December 18, 2013

The Center for Inquiry (CFI) on Wednesday, December 17, 2013 urged leaders of the Senate Committee on Foreign Relations to ensure an international religious freedom bill before the Committee protects secularists and dissidents, including the non-religious. 

This afternoon the Committee is expected to consider Senate Bill 653, otherwise known as the Near East and South Central Asia Religious Freedom Act of 2013. This bill would create a special envoy within the State Department to promote the religious freedom of minorities in the Near East and South Central Asia, including countries such as Egypt, Iran, Iraq, Afghanistan, and Pakistan. The House of Representatives approved the measure in September.  
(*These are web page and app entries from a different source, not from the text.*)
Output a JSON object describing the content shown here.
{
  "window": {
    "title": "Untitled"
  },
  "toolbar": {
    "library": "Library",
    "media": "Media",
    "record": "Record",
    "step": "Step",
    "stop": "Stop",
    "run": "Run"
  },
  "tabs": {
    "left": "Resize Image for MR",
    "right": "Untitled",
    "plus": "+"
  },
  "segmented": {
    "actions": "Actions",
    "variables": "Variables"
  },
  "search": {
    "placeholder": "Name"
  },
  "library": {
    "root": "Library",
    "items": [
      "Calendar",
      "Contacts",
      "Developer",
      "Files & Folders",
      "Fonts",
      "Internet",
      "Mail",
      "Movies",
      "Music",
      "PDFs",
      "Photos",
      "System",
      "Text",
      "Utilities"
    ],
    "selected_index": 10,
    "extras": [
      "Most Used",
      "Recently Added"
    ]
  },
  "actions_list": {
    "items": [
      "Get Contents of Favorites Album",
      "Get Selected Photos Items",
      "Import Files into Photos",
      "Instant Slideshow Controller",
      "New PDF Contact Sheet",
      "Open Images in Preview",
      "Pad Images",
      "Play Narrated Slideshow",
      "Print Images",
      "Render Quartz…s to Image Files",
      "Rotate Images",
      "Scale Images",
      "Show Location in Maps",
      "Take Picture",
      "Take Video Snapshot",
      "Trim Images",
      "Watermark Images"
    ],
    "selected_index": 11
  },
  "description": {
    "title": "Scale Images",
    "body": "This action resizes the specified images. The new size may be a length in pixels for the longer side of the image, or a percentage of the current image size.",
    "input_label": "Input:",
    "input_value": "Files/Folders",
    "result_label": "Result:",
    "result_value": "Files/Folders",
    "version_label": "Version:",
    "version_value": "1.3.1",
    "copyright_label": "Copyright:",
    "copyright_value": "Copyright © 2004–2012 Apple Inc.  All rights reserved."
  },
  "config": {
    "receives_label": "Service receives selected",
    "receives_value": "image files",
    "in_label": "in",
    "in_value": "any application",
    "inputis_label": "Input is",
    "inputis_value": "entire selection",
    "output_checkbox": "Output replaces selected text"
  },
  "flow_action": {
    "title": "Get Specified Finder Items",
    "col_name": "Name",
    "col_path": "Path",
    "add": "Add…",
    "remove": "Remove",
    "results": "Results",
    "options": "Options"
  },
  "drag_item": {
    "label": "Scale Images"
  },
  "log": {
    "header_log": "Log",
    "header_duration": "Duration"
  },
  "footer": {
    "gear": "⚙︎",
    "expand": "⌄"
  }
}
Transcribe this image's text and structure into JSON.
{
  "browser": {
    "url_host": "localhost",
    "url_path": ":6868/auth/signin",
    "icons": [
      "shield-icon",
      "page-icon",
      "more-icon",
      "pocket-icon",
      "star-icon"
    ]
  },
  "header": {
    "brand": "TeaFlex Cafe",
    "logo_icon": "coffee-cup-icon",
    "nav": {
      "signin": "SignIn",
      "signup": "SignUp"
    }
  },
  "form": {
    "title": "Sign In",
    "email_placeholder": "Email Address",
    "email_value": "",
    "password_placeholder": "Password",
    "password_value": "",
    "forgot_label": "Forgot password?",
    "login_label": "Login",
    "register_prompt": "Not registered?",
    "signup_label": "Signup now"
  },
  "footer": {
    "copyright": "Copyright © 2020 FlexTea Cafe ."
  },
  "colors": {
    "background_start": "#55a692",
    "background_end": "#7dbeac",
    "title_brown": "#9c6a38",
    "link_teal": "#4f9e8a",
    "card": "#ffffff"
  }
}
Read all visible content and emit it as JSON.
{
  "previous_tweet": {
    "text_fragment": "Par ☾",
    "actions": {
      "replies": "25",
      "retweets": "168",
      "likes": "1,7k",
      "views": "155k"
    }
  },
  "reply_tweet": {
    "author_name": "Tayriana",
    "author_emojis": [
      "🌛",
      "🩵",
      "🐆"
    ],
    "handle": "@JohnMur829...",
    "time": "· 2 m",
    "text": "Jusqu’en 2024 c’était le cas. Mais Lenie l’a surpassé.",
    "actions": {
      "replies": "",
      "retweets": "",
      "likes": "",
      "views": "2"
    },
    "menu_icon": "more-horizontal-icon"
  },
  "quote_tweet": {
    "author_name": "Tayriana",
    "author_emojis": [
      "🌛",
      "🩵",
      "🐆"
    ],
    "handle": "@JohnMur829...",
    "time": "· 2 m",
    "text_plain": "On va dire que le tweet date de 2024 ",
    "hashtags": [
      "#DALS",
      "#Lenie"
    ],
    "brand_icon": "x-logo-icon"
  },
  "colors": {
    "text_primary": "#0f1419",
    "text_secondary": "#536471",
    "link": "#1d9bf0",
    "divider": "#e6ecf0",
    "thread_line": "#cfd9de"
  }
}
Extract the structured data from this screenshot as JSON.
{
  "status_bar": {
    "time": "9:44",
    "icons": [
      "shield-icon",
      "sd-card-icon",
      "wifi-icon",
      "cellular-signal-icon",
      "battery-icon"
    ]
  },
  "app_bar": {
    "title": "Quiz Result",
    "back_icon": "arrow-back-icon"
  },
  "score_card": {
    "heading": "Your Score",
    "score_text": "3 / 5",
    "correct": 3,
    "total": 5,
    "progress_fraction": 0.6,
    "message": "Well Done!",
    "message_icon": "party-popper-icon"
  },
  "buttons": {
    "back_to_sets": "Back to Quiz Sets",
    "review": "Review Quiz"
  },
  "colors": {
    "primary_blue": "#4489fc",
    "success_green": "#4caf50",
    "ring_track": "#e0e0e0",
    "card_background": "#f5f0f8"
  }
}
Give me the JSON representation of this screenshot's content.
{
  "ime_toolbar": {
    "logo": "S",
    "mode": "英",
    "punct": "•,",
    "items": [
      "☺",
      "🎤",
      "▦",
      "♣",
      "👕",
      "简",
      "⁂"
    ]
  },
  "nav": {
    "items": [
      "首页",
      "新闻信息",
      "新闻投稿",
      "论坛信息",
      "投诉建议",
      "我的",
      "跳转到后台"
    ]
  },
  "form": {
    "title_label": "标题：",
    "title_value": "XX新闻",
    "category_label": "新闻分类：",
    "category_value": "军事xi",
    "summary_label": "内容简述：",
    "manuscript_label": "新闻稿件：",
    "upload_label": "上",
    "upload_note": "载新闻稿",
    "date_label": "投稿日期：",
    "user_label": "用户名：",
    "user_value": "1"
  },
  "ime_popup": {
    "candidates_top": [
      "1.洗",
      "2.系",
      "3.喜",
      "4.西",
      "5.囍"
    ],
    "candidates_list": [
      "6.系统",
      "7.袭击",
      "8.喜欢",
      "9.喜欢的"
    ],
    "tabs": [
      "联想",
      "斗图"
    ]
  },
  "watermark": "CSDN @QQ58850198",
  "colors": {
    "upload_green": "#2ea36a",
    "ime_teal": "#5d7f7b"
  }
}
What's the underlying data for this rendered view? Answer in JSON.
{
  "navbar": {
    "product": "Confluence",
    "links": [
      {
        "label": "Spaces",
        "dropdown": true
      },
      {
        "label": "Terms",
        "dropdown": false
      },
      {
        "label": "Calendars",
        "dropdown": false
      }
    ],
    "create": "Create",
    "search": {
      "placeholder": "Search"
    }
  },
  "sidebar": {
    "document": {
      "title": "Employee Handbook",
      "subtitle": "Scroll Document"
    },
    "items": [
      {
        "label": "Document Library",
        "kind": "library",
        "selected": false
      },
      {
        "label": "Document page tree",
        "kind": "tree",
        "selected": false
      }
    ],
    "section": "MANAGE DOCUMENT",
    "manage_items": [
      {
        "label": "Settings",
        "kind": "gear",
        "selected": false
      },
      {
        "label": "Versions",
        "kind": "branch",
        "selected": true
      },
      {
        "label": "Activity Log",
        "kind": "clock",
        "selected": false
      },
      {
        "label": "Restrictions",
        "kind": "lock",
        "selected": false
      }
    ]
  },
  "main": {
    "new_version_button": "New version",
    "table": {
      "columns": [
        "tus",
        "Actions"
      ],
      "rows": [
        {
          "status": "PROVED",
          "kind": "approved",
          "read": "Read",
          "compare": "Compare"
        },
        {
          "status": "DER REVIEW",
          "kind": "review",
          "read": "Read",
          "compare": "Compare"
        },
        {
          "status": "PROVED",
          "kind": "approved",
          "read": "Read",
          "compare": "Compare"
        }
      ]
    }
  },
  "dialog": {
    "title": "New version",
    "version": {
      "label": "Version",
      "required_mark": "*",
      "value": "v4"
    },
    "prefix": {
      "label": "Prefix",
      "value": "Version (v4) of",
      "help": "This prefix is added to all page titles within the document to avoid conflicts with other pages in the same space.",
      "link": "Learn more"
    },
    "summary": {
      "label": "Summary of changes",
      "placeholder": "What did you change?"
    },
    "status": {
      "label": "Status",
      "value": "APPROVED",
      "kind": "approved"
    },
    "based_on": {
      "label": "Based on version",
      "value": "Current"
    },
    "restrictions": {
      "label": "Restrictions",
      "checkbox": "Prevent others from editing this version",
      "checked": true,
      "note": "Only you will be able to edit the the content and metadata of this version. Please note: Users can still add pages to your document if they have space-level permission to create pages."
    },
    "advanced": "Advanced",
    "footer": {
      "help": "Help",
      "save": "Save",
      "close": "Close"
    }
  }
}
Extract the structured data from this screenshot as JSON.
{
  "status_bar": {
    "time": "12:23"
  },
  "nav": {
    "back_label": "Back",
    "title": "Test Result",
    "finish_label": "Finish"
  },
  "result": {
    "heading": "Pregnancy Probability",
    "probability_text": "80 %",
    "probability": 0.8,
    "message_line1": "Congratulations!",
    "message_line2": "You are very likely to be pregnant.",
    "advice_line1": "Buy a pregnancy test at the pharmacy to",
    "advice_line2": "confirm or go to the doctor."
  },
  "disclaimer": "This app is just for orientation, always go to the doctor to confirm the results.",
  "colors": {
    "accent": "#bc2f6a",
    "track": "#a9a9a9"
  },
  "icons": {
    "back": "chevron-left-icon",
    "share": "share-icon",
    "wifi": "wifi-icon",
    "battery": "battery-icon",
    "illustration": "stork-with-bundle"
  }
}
While CFI takes no official position on this bill, and we applaud Congress for taking seriously the issue of international religious freedom, we do have concerns over the narrow scope of the envoy’s proposed work.

Our letter, submitted to chairman Sen. Robert Menendez (D-NJ) and ranking member Bob Corker (R-TN), states in part: 

“We urge you to reiterate to your colleagues on the Senate Committee on Foreign Relations that any and all international religious freedom work performed by the United States government should include protecting the rights of all persons – religious and non-religious alike. As understood in both American and international law, the term “religious minorities” is not limited to Christians, Muslims, and Jews, but persons of all faith traditions, as well as persons of no faith. Creating a governmental position that monitors only certain religious groups not only violates the spirit, if not the letter of the Establishment Clause, but unfairly leaves out other persecuted groups that equally deserve our help.”

You can read the full letter here.